What the exercise asks: Output every entry below exactly, without its pictures.

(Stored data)
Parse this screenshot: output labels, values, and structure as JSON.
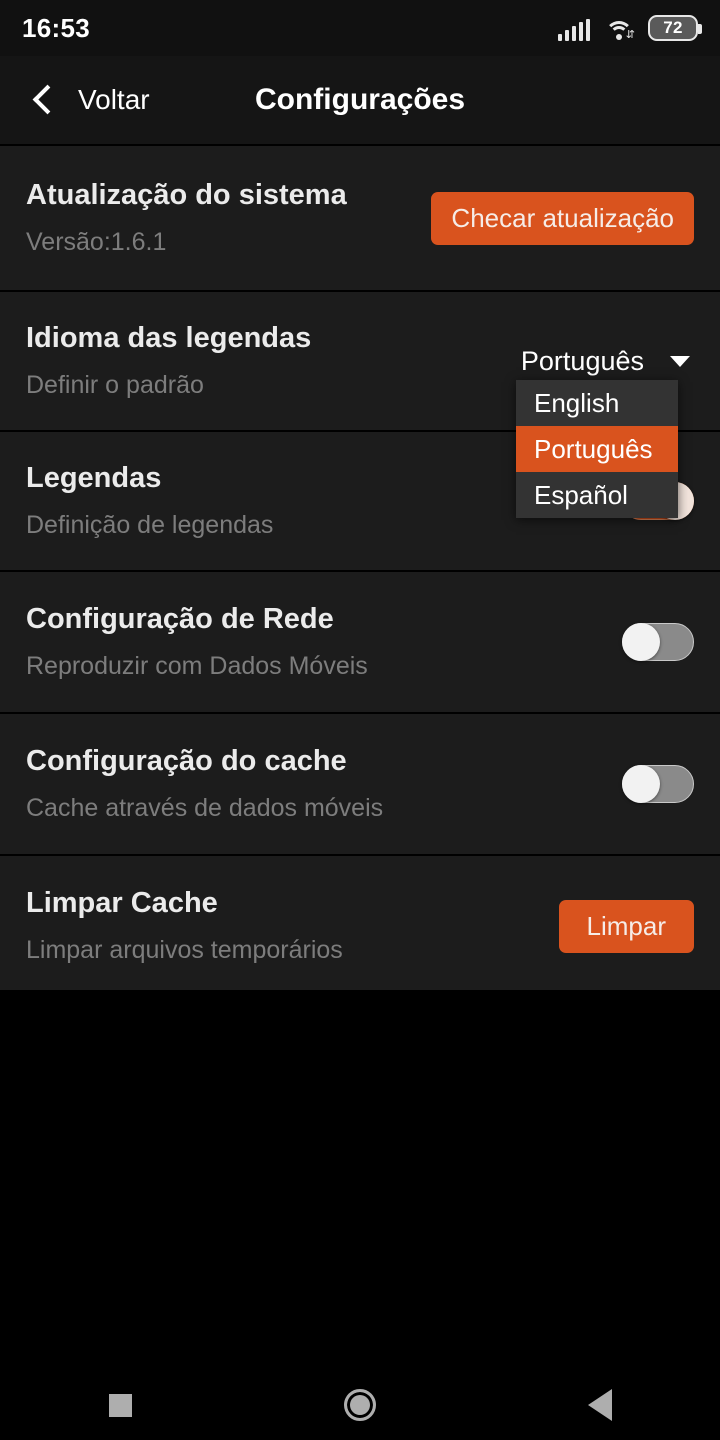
{
  "status_bar": {
    "time": "16:53",
    "battery_level": "72",
    "signal_icon": "cellular-signal-icon",
    "wifi_icon": "wifi-icon"
  },
  "app_bar": {
    "back_label": "Voltar",
    "title": "Configurações"
  },
  "colors": {
    "accent_orange": "#d9531e",
    "row_background": "#1c1c1c",
    "page_background": "#000000",
    "dropdown_background": "#333333",
    "title_text": "#ebebeb",
    "subtitle_text": "#7d7d7d"
  },
  "settings": [
    {
      "title": "Atualização do sistema",
      "subtitle": "Versão:1.6.1",
      "control": "button",
      "button_label": "Checar atualização"
    },
    {
      "title": "Idioma das legendas",
      "subtitle": "Definir o padrão",
      "control": "select",
      "selected_value": "Português"
    },
    {
      "title": "Legendas",
      "subtitle": "Definição de legendas",
      "control": "toggle",
      "toggle_state": "on"
    },
    {
      "title": "Configuração de Rede",
      "subtitle": "Reproduzir com Dados Móveis",
      "control": "toggle",
      "toggle_state": "off"
    },
    {
      "title": "Configuração do cache",
      "subtitle": "Cache através de dados móveis",
      "control": "toggle",
      "toggle_state": "off"
    },
    {
      "title": "Limpar Cache",
      "subtitle": "Limpar arquivos temporários",
      "control": "button",
      "button_label": "Limpar"
    }
  ],
  "language_dropdown": {
    "open": true,
    "options": [
      {
        "label": "English",
        "selected": false
      },
      {
        "label": "Português",
        "selected": true
      },
      {
        "label": "Español",
        "selected": false
      }
    ]
  },
  "nav_bar": {
    "recents": "square-recents-icon",
    "home": "circle-home-icon",
    "back": "triangle-back-icon"
  }
}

Reply to the task:
Parse this screenshot: output labels, values, and structure as JSON.
{
  "status_bar": {
    "time": "16:53",
    "battery_level": "72",
    "signal_icon": "cellular-signal-icon",
    "wifi_icon": "wifi-icon"
  },
  "app_bar": {
    "back_label": "Voltar",
    "title": "Configurações"
  },
  "colors": {
    "accent_orange": "#d9531e",
    "row_background": "#1c1c1c",
    "page_background": "#000000",
    "dropdown_background": "#333333",
    "title_text": "#ebebeb",
    "subtitle_text": "#7d7d7d"
  },
  "settings": [
    {
      "title": "Atualização do sistema",
      "subtitle": "Versão:1.6.1",
      "control": "button",
      "button_label": "Checar atualização"
    },
    {
      "title": "Idioma das legendas",
      "subtitle": "Definir o padrão",
      "control": "select",
      "selected_value": "Português"
    },
    {
      "title": "Legendas",
      "subtitle": "Definição de legendas",
      "control": "toggle",
      "toggle_state": "on"
    },
    {
      "title": "Configuração de Rede",
      "subtitle": "Reproduzir com Dados Móveis",
      "control": "toggle",
      "toggle_state": "off"
    },
    {
      "title": "Configuração do cache",
      "subtitle": "Cache através de dados móveis",
      "control": "toggle",
      "toggle_state": "off"
    },
    {
      "title": "Limpar Cache",
      "subtitle": "Limpar arquivos temporários",
      "control": "button",
      "button_label": "Limpar"
    }
  ],
  "language_dropdown": {
    "open": true,
    "options": [
      {
        "label": "English",
        "selected": false
      },
      {
        "label": "Português",
        "selected": true
      },
      {
        "label": "Español",
        "selected": false
      }
    ]
  },
  "nav_bar": {
    "recents": "square-recents-icon",
    "home": "circle-home-icon",
    "back": "triangle-back-icon"
  }
}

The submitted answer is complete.